Whenever a plan to build a large coal power plant is announced in Myanmar, people take to the streets. While these protests have been rather successful on a local level, this has not discouraged investors from simply announcing a similar plant in another location.
Myanmar needs more electricity. But there is a risk to take the wrong path – coal – that is polluting and has very high CO2 emissions.
For a long time, the coal power plant in Tigyit (Shan State) was the only one in Myanmar’s 30-years Power Development Plan 2000-2030. However, upon reviewing Myanmar’s energy sector in 2015, the Asian Development Bank (ADB), together with firms from Japan, Thailand and Italy, advocated for coal power as a means to achieve full electrification by 2030. The Italian-Thai Development Company (ITD) and the Toyo-Thai Corporation, a joint venture of ITD and the Japanese Toyo Engineering Corporation, have tried to set up coal power plants throughout Myanmar over the last decade. While none of these plans have materialized yet, the end of the story is still open.
In 2012, the Thilawa Special Economic Zone (SEZ) near Yangon seemed to be an ideal place for a coal power plant. However, Toyo-Thai was not able to acquire the land from the government. Although the idea for a coal power plant seemed to persist, concrete steps were taken in other locations.
In 2010, ITD selected the Dawei SEZ (Thanintharyi Region) as a site for a potential coal power plant. Anticipating high demand in the SEZ, Toyo-Thai raised the plant’s capacity to 4,000 Megawatt (MW). This would have made it the largest coal power plant in Southeast Asia. As Dawei is only a few kilometers away from the Myanmar-Thailand border, the SEZ was expected to heavily trade with Thailand. Also, a lot of the electricity was thought to go directly to Thailand. These two facts prompted a lot of outrage because it was seen as a way for Thailand to benefit from coal power without having to build a plant within its own borders. After people had strongly protested the coal power plant, the Myanmar government and Toyo-Thai gave in to the environmental and social concerns voiced by the residents and suspended the project in 2012.
Some people still promote coal as a path for clean energy and secure jobs. The 2015 Myanmar National Energy Master Plan (see page xi) also regards coal as a rising source of energy until 2030 whereas renewable energies are expected to play a negligible role. But while SEZs, large industrial zones and individual households need reliable power supply, coal power should not be the way to go. Recently, the Intergovernmental Panel on Climate Change (IPCC) has warned that the world community must take immediate and decisive action to keep global warming under the crucial 1.5°C threshold. In light of this, Toyo-Thai’s and ITD’s plans for setting up coal power plants in Myanmar would be a huge step backwards. From increased floods, draughts and cyclones to disappearing coral reefs and wildlife species: Myanmar, like any other country, is already experiencing some of the effects of climate change. Building coal power might satisfy short-term energy needs but will cause irreparable damage in the long run.

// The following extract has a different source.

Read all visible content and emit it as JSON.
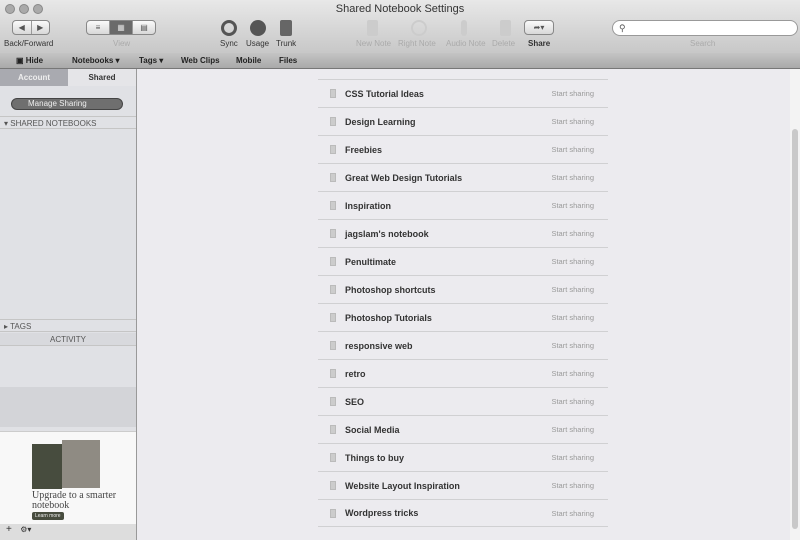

While industrial nations are responsible for a significant share of global greenhouse gas emissions, this does not stop Myanmar from moving forward on renewable energies on its own. While around 75% of Myanmar’s electricity is already supplied by hydro-energy, especially its southern part also has a strong potential for solar energy. Thus, Myanmar recently joined the International Solar Alliance through which it hopes to further boost its solar capacities. In line with this strategy, Myanmar’s first solar power plant opened in October 2018 in Magwe Region. If run successfully, others are planned to follow in Sagaing, Mandalay and Naypyitaw.

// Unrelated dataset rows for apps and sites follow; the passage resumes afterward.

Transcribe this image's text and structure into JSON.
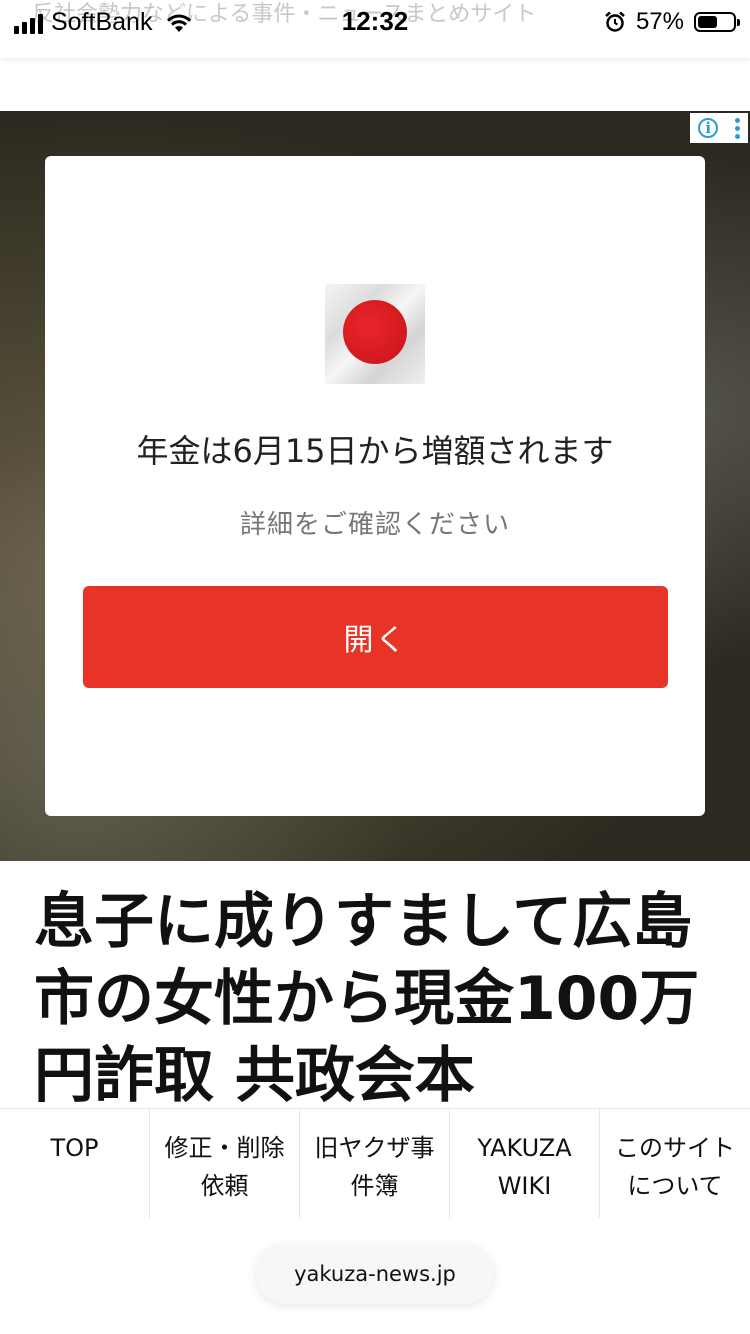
{
  "status_bar": {
    "overlay_text": "反社会勢力などによる事件・ニュースまとめサイト",
    "carrier": "SoftBank",
    "time": "12:32",
    "battery_percent": "57%",
    "battery_level": 0.57,
    "icons": [
      "signal-icon",
      "wifi-icon",
      "alarm-icon",
      "battery-icon"
    ]
  },
  "ad": {
    "headline": "年金は6月15日から増額されます",
    "subtext": "詳細をご確認ください",
    "button_label": "開く",
    "button_color": "#e83427",
    "choices_icons": [
      "info-icon",
      "kebab-icon"
    ]
  },
  "article": {
    "title": "息子に成りすまして広島市の女性から現金100万円詐取 共政会本"
  },
  "bottom_nav": {
    "items": [
      {
        "label": "TOP"
      },
      {
        "label": "修正・削除\n依頼"
      },
      {
        "label": "旧ヤクザ事\n件簿"
      },
      {
        "label": "YAKUZA\nWIKI"
      },
      {
        "label": "このサイト\nについて"
      }
    ]
  },
  "browser": {
    "url": "yakuza-news.jp"
  }
}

Despite potential for renewable energies, however, coal power remained on the agenda. After the plans in Dawei were scrapped, new plans for a coal power plant surfaced in Ann Dinn (Ye township, Mon State) in 2015. While Toyo-Thai’s local partners claimed the coal power plant was necessary to connect the region to the electrical grid, local residents feared they will have to suffer the ecological consequences. Also, most of the electricity would go to Thailand, rendering the benefits for Myanmar minimal. Once the plans for the coal power plant were made public, people protested in fear of their health, environment and livelihoods. After months of loud protest, it was clear that the power plant could not materialize in Ye either.
The latest attempt to construct a Toyo-Thai coal power plant was recorded in 2017 in Hpa-an (Kayin State). However, not only were the plans for the power plant similar but also the public reaction very much resembled that in Ye and Dawei. Streets were filled with protesters, local organizations formed against the coal power plant and pressured decision makers at Toyo-Thai. Eventually, the Union Minister of Electricity and Energy canceled the plans in mid-2018. While the land titles have not been given back to the residents yet, the Union Government is stopping any further construction.
Even though the plan for Hpa-an is suspended now, ITD and Toyo-Thai seem to relentlessly continue to plan coal power plants. However, Myanmar’s civil society has proven to be equally relentless in thwarting such plans.